Touting the disconnect between Washington and the rest of the country as the source of anger that led to Donald Trump being elected president, Tennessee Speaker of the House Beth Harwell says she hopes the election will begin a shift of government being returned to the states.
“The worst thing they ever did was put air conditioning in the Capitol,” Harwell told McMinnville Noon Rotary Club members during her talk before the local civic club Thursday, noting the air conditioning allowed the federal government to work 12 months a year. “The thing about state government is we are all part-time employees who have to come home and work regular jobs.”

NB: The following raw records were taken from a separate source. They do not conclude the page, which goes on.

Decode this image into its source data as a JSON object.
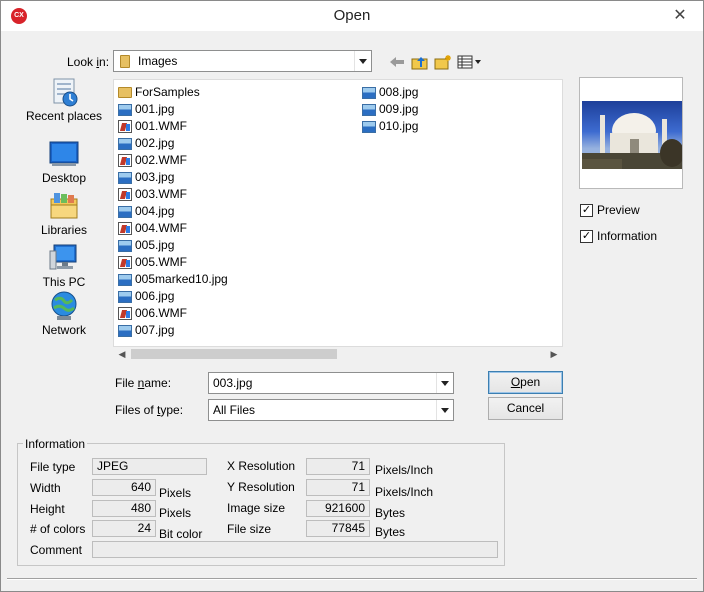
{
  "window": {
    "title": "Open",
    "app_icon_text": "CX",
    "close_glyph": "✕"
  },
  "lookin": {
    "label_pre": "Look ",
    "label_ul": "i",
    "label_post": "n:",
    "value": "Images"
  },
  "toolbar": {
    "icons": [
      "back-arrow-icon",
      "up-folder-icon",
      "new-folder-icon",
      "view-menu-icon"
    ]
  },
  "places": [
    {
      "label": "Recent places",
      "icon": "recent-places-icon"
    },
    {
      "label": "Desktop",
      "icon": "desktop-icon"
    },
    {
      "label": "Libraries",
      "icon": "libraries-icon"
    },
    {
      "label": "This PC",
      "icon": "this-pc-icon"
    },
    {
      "label": "Network",
      "icon": "network-icon"
    }
  ],
  "files": {
    "col1": [
      {
        "name": "ForSamples",
        "type": "folder"
      },
      {
        "name": "001.jpg",
        "type": "jpg"
      },
      {
        "name": "001.WMF",
        "type": "wmf"
      },
      {
        "name": "002.jpg",
        "type": "jpg"
      },
      {
        "name": "002.WMF",
        "type": "wmf"
      },
      {
        "name": "003.jpg",
        "type": "jpg"
      },
      {
        "name": "003.WMF",
        "type": "wmf"
      },
      {
        "name": "004.jpg",
        "type": "jpg"
      },
      {
        "name": "004.WMF",
        "type": "wmf"
      },
      {
        "name": "005.jpg",
        "type": "jpg"
      },
      {
        "name": "005.WMF",
        "type": "wmf"
      },
      {
        "name": "005marked10.jpg",
        "type": "jpg"
      },
      {
        "name": "006.jpg",
        "type": "jpg"
      },
      {
        "name": "006.WMF",
        "type": "wmf"
      },
      {
        "name": "007.jpg",
        "type": "jpg"
      }
    ],
    "col2": [
      {
        "name": "008.jpg",
        "type": "jpg"
      },
      {
        "name": "009.jpg",
        "type": "jpg"
      },
      {
        "name": "010.jpg",
        "type": "jpg"
      }
    ]
  },
  "preview": {
    "checkbox_label": "Preview",
    "checked": true
  },
  "information_toggle": {
    "checkbox_label": "Information",
    "checked": true
  },
  "filename": {
    "label_pre": "File ",
    "label_ul": "n",
    "label_post": "ame:",
    "value": "003.jpg"
  },
  "filetype": {
    "label_pre": "Files of ",
    "label_ul": "t",
    "label_post": "ype:",
    "value": "All Files"
  },
  "buttons": {
    "open": {
      "label_ul": "O",
      "label_post": "pen"
    },
    "cancel": {
      "label": "Cancel"
    }
  },
  "info": {
    "group_label": "Information",
    "file_type_label": "File type",
    "file_type": "JPEG",
    "width_label": "Width",
    "width": "640",
    "width_unit": "Pixels",
    "height_label": "Height",
    "height": "480",
    "height_unit": "Pixels",
    "colors_label": "# of colors",
    "colors": "24",
    "colors_unit": "Bit color",
    "comment_label": "Comment",
    "comment": "",
    "xres_label": "X Resolution",
    "xres": "71",
    "xres_unit": "Pixels/Inch",
    "yres_label": "Y Resolution",
    "yres": "71",
    "yres_unit": "Pixels/Inch",
    "image_size_label": "Image size",
    "image_size": "921600",
    "image_size_unit": "Bytes",
    "file_size_label": "File size",
    "file_size": "77845",
    "file_size_unit": "Bytes"
  }
}
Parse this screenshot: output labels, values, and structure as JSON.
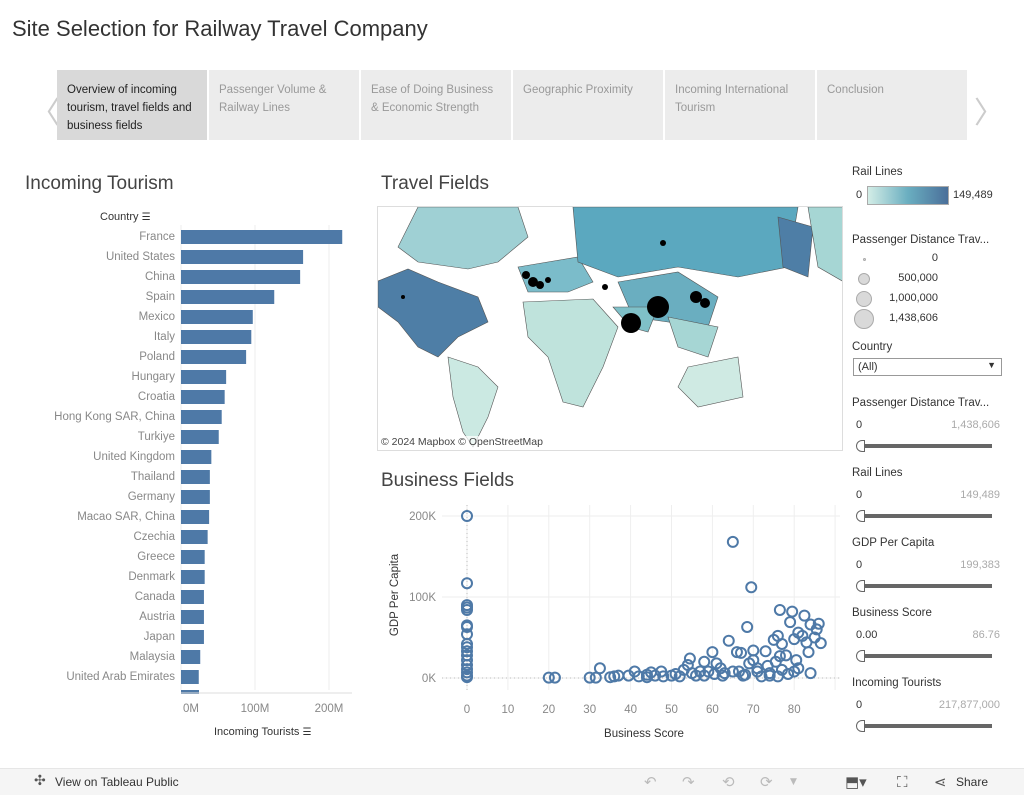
{
  "title": "Site Selection for Railway Travel Company",
  "tabs": [
    {
      "label": "Overview of incoming tourism, travel fields and business fields",
      "active": true
    },
    {
      "label": "Passenger Volume & Railway Lines",
      "active": false
    },
    {
      "label": "Ease of Doing Business & Economic Strength",
      "active": false
    },
    {
      "label": "Geographic Proximity",
      "active": false
    },
    {
      "label": "Incoming International Tourism",
      "active": false
    },
    {
      "label": "Conclusion",
      "active": false
    }
  ],
  "nav": {
    "prev_icon": "chevron-left-icon",
    "next_icon": "chevron-right-icon"
  },
  "incoming_tourism": {
    "heading": "Incoming Tourism",
    "country_header": "Country",
    "axis_title": "Incoming Tourists",
    "ticks": [
      "0M",
      "100M",
      "200M"
    ]
  },
  "travel_fields": {
    "heading": "Travel Fields",
    "attribution": "© 2024 Mapbox  © OpenStreetMap"
  },
  "business_fields": {
    "heading": "Business Fields",
    "x_title": "Business Score",
    "y_title": "GDP Per Capita",
    "x_ticks": [
      "0",
      "10",
      "20",
      "30",
      "40",
      "50",
      "60",
      "70",
      "80"
    ],
    "y_ticks": [
      "200K",
      "100K",
      "0K"
    ]
  },
  "chart_data": [
    {
      "type": "bar",
      "orientation": "horizontal",
      "xlabel": "Incoming Tourists",
      "ylabel": "Country",
      "xlim": [
        0,
        230000000
      ],
      "color": "#4e79a7",
      "categories": [
        "France",
        "United States",
        "China",
        "Spain",
        "Mexico",
        "Italy",
        "Poland",
        "Hungary",
        "Croatia",
        "Hong Kong SAR, China",
        "Turkiye",
        "United Kingdom",
        "Thailand",
        "Germany",
        "Macao SAR, China",
        "Czechia",
        "Greece",
        "Denmark",
        "Canada",
        "Austria",
        "Japan",
        "Malaysia",
        "United Arab Emirates"
      ],
      "values": [
        217877000,
        165000000,
        161000000,
        126000000,
        97000000,
        95000000,
        88000000,
        61000000,
        59000000,
        55000000,
        51000000,
        41000000,
        39000000,
        39000000,
        38000000,
        36000000,
        32000000,
        32000000,
        31000000,
        31000000,
        31000000,
        26000000,
        24000000
      ]
    },
    {
      "type": "scatter",
      "xlabel": "Business Score",
      "ylabel": "GDP Per Capita",
      "xlim": [
        -5,
        90
      ],
      "ylim": [
        -15000,
        210000
      ],
      "color": "#4e79a7",
      "marker": "hollow-circle",
      "points": [
        [
          0,
          200000
        ],
        [
          0,
          117000
        ],
        [
          0,
          90000
        ],
        [
          0,
          87000
        ],
        [
          0,
          84000
        ],
        [
          0,
          65000
        ],
        [
          0,
          63000
        ],
        [
          0,
          54000
        ],
        [
          0,
          42000
        ],
        [
          0,
          38000
        ],
        [
          0,
          33000
        ],
        [
          0,
          28000
        ],
        [
          0,
          22000
        ],
        [
          0,
          16000
        ],
        [
          0,
          11000
        ],
        [
          0,
          7000
        ],
        [
          0,
          3000
        ],
        [
          0,
          1000
        ],
        [
          20,
          500
        ],
        [
          21.5,
          500
        ],
        [
          30,
          500
        ],
        [
          31.5,
          500
        ],
        [
          32.5,
          12000
        ],
        [
          35,
          1000
        ],
        [
          36,
          2000
        ],
        [
          37,
          3000
        ],
        [
          39.5,
          3000
        ],
        [
          41,
          8000
        ],
        [
          42,
          2000
        ],
        [
          44,
          1000
        ],
        [
          44,
          4000
        ],
        [
          45,
          7000
        ],
        [
          46,
          3000
        ],
        [
          47.5,
          8000
        ],
        [
          48,
          2000
        ],
        [
          50,
          3000
        ],
        [
          51,
          5000
        ],
        [
          52,
          2000
        ],
        [
          53,
          10000
        ],
        [
          54,
          16000
        ],
        [
          54.5,
          24000
        ],
        [
          55,
          6000
        ],
        [
          56,
          3000
        ],
        [
          57,
          8000
        ],
        [
          58,
          20000
        ],
        [
          58,
          3000
        ],
        [
          59,
          8000
        ],
        [
          60,
          32000
        ],
        [
          60.5,
          5000
        ],
        [
          61,
          18000
        ],
        [
          62,
          12000
        ],
        [
          62.5,
          3000
        ],
        [
          63,
          6000
        ],
        [
          64,
          46000
        ],
        [
          65,
          168000
        ],
        [
          65,
          8000
        ],
        [
          66,
          32000
        ],
        [
          66.5,
          8000
        ],
        [
          67,
          31000
        ],
        [
          67.5,
          3000
        ],
        [
          68,
          4000
        ],
        [
          68.5,
          63000
        ],
        [
          69,
          18000
        ],
        [
          69.5,
          112000
        ],
        [
          70,
          34000
        ],
        [
          70,
          22000
        ],
        [
          71,
          8000
        ],
        [
          71,
          12000
        ],
        [
          72,
          2000
        ],
        [
          73,
          33000
        ],
        [
          73.5,
          15000
        ],
        [
          74,
          6000
        ],
        [
          74,
          3000
        ],
        [
          75,
          47000
        ],
        [
          75.5,
          20000
        ],
        [
          76,
          52000
        ],
        [
          76,
          2000
        ],
        [
          76.5,
          84000
        ],
        [
          76.5,
          27000
        ],
        [
          77,
          42000
        ],
        [
          77,
          10000
        ],
        [
          78,
          28000
        ],
        [
          78.5,
          5000
        ],
        [
          79,
          69000
        ],
        [
          79.5,
          82000
        ],
        [
          80,
          48000
        ],
        [
          80,
          8000
        ],
        [
          80.5,
          22000
        ],
        [
          81,
          56000
        ],
        [
          81,
          12000
        ],
        [
          82,
          52000
        ],
        [
          82.5,
          77000
        ],
        [
          83,
          44000
        ],
        [
          83.5,
          32000
        ],
        [
          84,
          66000
        ],
        [
          84,
          6000
        ],
        [
          85,
          50000
        ],
        [
          85.5,
          60000
        ],
        [
          86,
          67000
        ],
        [
          86.5,
          43000
        ]
      ]
    }
  ],
  "legend_rail_lines": {
    "title": "Rail Lines",
    "min": "0",
    "max": "149,489",
    "colors": [
      "#d3ede6",
      "#6aaec0",
      "#4a6f9a"
    ]
  },
  "legend_passenger": {
    "title": "Passenger Distance Trav...",
    "entries": [
      "0",
      "500,000",
      "1,000,000",
      "1,438,606"
    ]
  },
  "filter_country": {
    "title": "Country",
    "value": "(All)"
  },
  "sliders": [
    {
      "title": "Passenger Distance Trav...",
      "min": "0",
      "max": "1,438,606",
      "level": 0
    },
    {
      "title": "Rail Lines",
      "min": "0",
      "max": "149,489",
      "level": 0
    },
    {
      "title": "GDP Per Capita",
      "min": "0",
      "max": "199,383",
      "level": 0
    },
    {
      "title": "Business Score",
      "min": "0.00",
      "max": "86.76",
      "level": 0
    },
    {
      "title": "Incoming Tourists",
      "min": "0",
      "max": "217,877,000",
      "level": 0
    }
  ],
  "footer": {
    "view_label": "View on Tableau Public",
    "share_label": "Share"
  }
}
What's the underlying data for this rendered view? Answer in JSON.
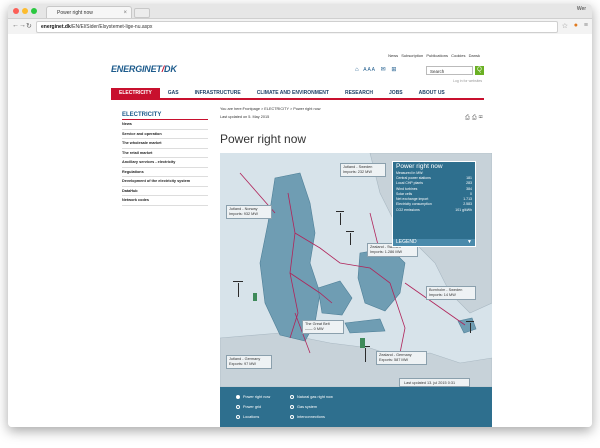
{
  "browser": {
    "tab_title": "Power right now",
    "tab_close": "×",
    "user_label": "Wer",
    "url_host": "energinet.dk",
    "url_path": "/EN/El/Sider/Elsystemet-lige-nu.aspx",
    "colors": {
      "close": "#fc5f57",
      "minimize": "#fdbc2e",
      "maximize": "#2ac840"
    }
  },
  "header": {
    "top_links": [
      "News",
      "Subscription",
      "Publications",
      "Cookies",
      "Dansk"
    ],
    "logo_a": "ENERGINET",
    "logo_b": "DK",
    "text_size_label": "A A A",
    "search_placeholder": "Search",
    "search_button": "Q",
    "login_label": "Log in for websites"
  },
  "nav": {
    "items": [
      "ELECTRICITY",
      "GAS",
      "INFRASTRUCTURE",
      "CLIMATE AND ENVIRONMENT",
      "RESEARCH",
      "JOBS",
      "ABOUT US"
    ],
    "active": "ELECTRICITY"
  },
  "sidebar": {
    "title": "ELECTRICITY",
    "items": [
      "News",
      "Service and operation",
      "The wholesale market",
      "The retail market",
      "Ancillary services - electricity",
      "Regulations",
      "Development of the electricity system",
      "DataHub",
      "Network codes"
    ]
  },
  "content": {
    "breadcrumb": "You are here:Frontpage > ELECTRICITY > Power right now",
    "last_updated": "Last updated on 5. May 2015",
    "title": "Power right now"
  },
  "map": {
    "labels": [
      {
        "title": "Jutland - Norway",
        "value": "Imports:  932 MW"
      },
      {
        "title": "Jutland - Sweden",
        "value": "Imports:  232 MW"
      },
      {
        "title": "Zealand - Sweden",
        "value": "Imports:  1.286 MW"
      },
      {
        "title": "Bornholm - Sweden",
        "value": "Imports:  14 MW"
      },
      {
        "title": "The Great Belt",
        "value": "—— 0 MW"
      },
      {
        "title": "Jutland - Germany",
        "value": "Exports:  97 MW"
      },
      {
        "title": "Zealand - Germany",
        "value": "Exports:  587 MW"
      }
    ],
    "panel": {
      "title": "Power right now",
      "subtitle": "Measured in MW:",
      "rows": [
        {
          "label": "Central power stations",
          "value": "181"
        },
        {
          "label": "Local CHP plants",
          "value": "283"
        },
        {
          "label": "Wind turbines",
          "value": "384"
        },
        {
          "label": "Solar cells",
          "value": "0"
        },
        {
          "label": "Net exchange import",
          "value": "1.713"
        },
        {
          "label": "Electricity consumption",
          "value": "2.583"
        },
        {
          "label": "CO2 emissions",
          "value": "101 g/kWh"
        }
      ],
      "legend_label": "LEGEND"
    },
    "last_updated": "Last updated  13. jul 2015 0:31"
  },
  "options": [
    {
      "label": "Power right now",
      "selected": true
    },
    {
      "label": "Natural gas right now",
      "selected": false
    },
    {
      "label": "Power grid",
      "selected": false
    },
    {
      "label": "Gas system",
      "selected": false
    },
    {
      "label": "Locations",
      "selected": false
    },
    {
      "label": "Interconnections",
      "selected": false
    }
  ]
}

Harwell has been cited for leading the Republican dominance in the Tennessee General Assembly that presently sees 74 of the state’s 99 representatives as being from the GOP. It was under her tutelage as Republican Party Chair from 2001-04 the Republicans seized the majority in the state Senate for the first time in 105 years. The Republican Party now dominates both chambers.
Harwell said she hopes the message sent by voters will prompt the federal government to loosen its grip on federal dollars.
“Government is best that governs least,” said Harwell, noting that in her time as speaker of the house, the legislature has taken 104 laws off the books. “As government expands, liberty contracts.”
Harwell said she asks Republican lawmakers to consider three things every time they vote for a bill.
“Does it increase government? Does it make it easier to own and operate business? Does it benefit education?” she said of her three questions.
Harwell pointed out Tennessee is the third lowest taxed state in the union and we are the lowest debtor state. Given the recent boom in investment in Tennessee, she said the state has been able to get rid of certain kinds of taxes and lower the sales tax on food twice as a way to return money to the people.
As for education, Harwell pointed out Tennessee is now in the top half of states nationwide.
“We used to always be near the bottom,” Harwell said “We are now one of the fastest improving states in education.”